This is important for a few reasons, one being the idea of the “self-fulfilling prophecy” – a concept that has been proven time and time again.
People who are financially illiterate are more likely to believe their situation will worsen, and therefore, their situation might genuinely become that much more likely to do so.
If anything, financial literacy promotes confidence in decision-making, which may lead to a better outlook for the future, making that future more likely to happen. However, this is just an inference.
Money Isn’t Everything
Financial literacy does not only influence investments, stocks, and income. It contributes to other everyday aspects of life as well.
As we can see, those who are financially literate are more likely to be happy than those who aren’t. In fact, it is by a somewhat large margin. Though financial literacy does correlate to income, the difference in happiness between those who are not financially literate and those who are exceeds the general correlations between happiness and income.
Those Who Learned Financial Literacy Skills in School
• More than twice as likely to be unemployed
• more likely to go to the movies at least once a month
• More likely to be between 18 and 34 years old
• More likely to live in the U.S. South
Those Who Learned Financial Literacy Skills in the Workplace
• More likely to earn between $50k and $100k each year
Those Who Learned Financial Literacy Skills from Family and Friends
• More likely to eat most often at fast-casual restaurants
• More likely to choose music based on social media influences
• More likely to use Netflix
• Less likely to volunteer at least once a week
Those Who Learned Financial Literacy Skills Online
• More likely to live in the U.S. Northeast
• Less likely to live in the U.S. Midwest
• More likely to be men
• More likely to be between 18 and 34 years old
Those Who Learned Financial Literacy Skills from Other Sources
• More likely to be over 55 years old
• More likely to live in a rural area
Those Who Never Learned Financial Literary Skills
• Much more likely to subscribe to Boost Mobile
• More likely to actively use Twitter
• More likely to rent their homes
• More likely to earn under $50k a year
• Less likely to closely monitor their retirement savings
• Less likely to manage their money very well.
These numbers provide incredibly value insights into the depth, breadth, and importance of financial literacy. This skill set spans way beyond knowing how to invest money. It encompasses many aspects of our lives that determine health, happiness, and future success.

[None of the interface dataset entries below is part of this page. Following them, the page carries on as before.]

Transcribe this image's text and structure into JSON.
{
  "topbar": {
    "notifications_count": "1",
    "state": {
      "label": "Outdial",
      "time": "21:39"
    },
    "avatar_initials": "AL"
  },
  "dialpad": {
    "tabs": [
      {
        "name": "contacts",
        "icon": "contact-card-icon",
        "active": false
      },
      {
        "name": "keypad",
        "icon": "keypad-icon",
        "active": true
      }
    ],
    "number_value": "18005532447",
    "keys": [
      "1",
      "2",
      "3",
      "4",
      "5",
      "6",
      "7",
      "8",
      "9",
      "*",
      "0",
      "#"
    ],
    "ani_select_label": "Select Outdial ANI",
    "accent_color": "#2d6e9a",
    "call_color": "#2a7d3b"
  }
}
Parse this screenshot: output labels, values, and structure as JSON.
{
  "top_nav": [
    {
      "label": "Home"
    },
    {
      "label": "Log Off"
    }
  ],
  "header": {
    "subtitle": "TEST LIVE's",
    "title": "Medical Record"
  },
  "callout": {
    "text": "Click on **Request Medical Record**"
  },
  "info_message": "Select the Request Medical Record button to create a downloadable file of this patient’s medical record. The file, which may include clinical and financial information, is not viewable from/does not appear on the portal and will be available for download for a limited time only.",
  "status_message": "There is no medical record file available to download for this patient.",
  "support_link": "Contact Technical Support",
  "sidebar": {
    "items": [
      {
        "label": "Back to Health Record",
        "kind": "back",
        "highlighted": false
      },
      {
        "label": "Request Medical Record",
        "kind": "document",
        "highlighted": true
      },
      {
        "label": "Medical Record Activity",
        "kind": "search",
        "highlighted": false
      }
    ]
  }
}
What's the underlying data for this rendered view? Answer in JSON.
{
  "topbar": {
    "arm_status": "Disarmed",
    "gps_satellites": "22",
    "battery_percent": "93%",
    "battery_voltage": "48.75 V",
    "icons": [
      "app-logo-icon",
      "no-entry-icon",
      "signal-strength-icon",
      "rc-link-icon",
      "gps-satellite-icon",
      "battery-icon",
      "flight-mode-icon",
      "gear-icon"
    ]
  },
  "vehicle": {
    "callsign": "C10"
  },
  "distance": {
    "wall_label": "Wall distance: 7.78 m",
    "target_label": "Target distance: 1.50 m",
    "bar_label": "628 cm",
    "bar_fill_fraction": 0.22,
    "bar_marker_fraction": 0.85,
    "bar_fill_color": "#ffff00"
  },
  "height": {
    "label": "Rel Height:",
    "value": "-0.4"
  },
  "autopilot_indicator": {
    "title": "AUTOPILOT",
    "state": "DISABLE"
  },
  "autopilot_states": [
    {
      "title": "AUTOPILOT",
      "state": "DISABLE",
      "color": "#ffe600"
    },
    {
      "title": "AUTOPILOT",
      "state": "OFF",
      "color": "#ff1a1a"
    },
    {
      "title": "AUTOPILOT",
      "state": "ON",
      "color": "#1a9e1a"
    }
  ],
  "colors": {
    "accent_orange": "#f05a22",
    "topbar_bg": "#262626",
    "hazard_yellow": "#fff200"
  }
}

As we’ve seen, schools may not be doing enough to equip students with the skills needed to navigate finance. This lack of financial literacy puts current and future consumers in danger of being taken advantage of. Fortunately, however, there are a plethora of financial resources online, and those who learn from those sources seem to be doing just fine.